{learning} The Art of Evaluation_#ICM820

We at #ICM820 course have discussed successful strategies of community-building as well as cases gone very wrong. But evaluating – quantitatively measuring and qualitatively assessing – successes is a tricky issue.

From a macro-level vantage point of societies and its institutions, we could ponder how to assess media systems (or, as many tend to say about the digital era of multiplicity, media ecosystems) work effectively, democratically, openly, and so on. I have collected some links to projects, ideas, and cases that aim at measuring media systems and media development from a global perspective.

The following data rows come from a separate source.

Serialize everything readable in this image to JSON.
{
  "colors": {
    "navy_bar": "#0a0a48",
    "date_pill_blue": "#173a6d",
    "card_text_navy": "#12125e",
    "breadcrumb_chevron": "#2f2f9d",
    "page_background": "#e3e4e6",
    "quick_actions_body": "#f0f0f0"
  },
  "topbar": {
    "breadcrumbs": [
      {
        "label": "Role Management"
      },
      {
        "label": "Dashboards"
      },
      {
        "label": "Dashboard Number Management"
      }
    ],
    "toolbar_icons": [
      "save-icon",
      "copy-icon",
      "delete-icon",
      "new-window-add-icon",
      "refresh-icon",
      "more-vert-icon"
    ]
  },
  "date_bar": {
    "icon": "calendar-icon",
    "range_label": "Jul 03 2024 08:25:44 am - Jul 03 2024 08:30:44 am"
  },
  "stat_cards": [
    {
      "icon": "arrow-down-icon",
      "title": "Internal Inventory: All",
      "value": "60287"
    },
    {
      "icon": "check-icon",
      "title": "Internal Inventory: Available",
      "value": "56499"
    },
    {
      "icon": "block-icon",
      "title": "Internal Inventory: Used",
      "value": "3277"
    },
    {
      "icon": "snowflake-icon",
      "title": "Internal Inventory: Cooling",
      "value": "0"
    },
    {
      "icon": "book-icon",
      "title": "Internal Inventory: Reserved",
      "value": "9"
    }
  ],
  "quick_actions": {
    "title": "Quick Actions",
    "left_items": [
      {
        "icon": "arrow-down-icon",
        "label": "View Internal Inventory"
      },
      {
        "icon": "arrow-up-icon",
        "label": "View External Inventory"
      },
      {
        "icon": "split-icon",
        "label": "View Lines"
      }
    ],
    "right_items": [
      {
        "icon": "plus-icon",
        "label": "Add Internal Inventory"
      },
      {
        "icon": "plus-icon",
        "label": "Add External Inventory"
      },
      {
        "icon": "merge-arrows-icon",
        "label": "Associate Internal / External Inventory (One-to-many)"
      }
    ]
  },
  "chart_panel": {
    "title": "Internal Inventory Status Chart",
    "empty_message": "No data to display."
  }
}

The meso-level of organizations outlook would be to look at effectiveness of particular political, economic, social, etc. communities, organizations, or campaigns. Is it about eye-balls, likes/shares/follows, comments, retweets/repins etc.? Is it about the ratio between lurkers vs. active participants? Professionally, do we value media differently than we did before, in terms of it as an advertising distribution tool, a news source, a forum for debate, an entertainment source? Here are just some examples of the infinite amount of views on how to measure success and impact in the digital age:


Finally, at the micro – or individual – level: How do you (does one) measure a digital community? Usability, access, relevance, engagement/familiarity, security…?

As experts of digital communities, how do we balance structural/technological concerns, big data metrics, and individual experiences?

{research} Big Data, Big Challenges

Will Big Data save the world, as some claim?

I’m currently enrolled in two excellent online courses: Data Journalism by the European Journalism Centre (#ddjmooc) and the TechChange course on Mapping for International Development (#TC141). I’m not a journalist or a crisis mapper but both of these themes, I suspect, will be relevant to global/media development and the UN post-2015 goals (something that I am passionately interested in).

The more I learn of the amazing tools, the fascinating projects, and the impressive visualizations, the more cautious I become about the possible lack of multidimensional perspectives.

I am wondering whether we are sometimes falsely seduced by massive numbers. Given the debates about diminishing resources in journalism, can the big data be an easy — too easy — solution to research? What kind of stories are not being told? Or, given that new data is often created by the means of people’s digital activities, whom does it leave in shadows? And, crucial in all cases but very, very important in development work: How do we detect the (Western?) biases of big data?

I’m, of course, not the only one wondering. As Michael Brodie of MIT comments in a recent issue of The Economist (May 24th, pg., 16), ‘much harm is being done by people asserting causality as a consequence of data analysis. […] Big Data’s pursuit of “what” should be symbiotically linked to empiricism’s pursuit of “why”…’.

The Wired says we should focus on Long Data. I suspect the rise of qualitative approaches, as this wise blog post by an applied anthropologist also claims. Am I right or wrong? Ahead or behind the curve? What are your experiences of using / being informed by Big Data?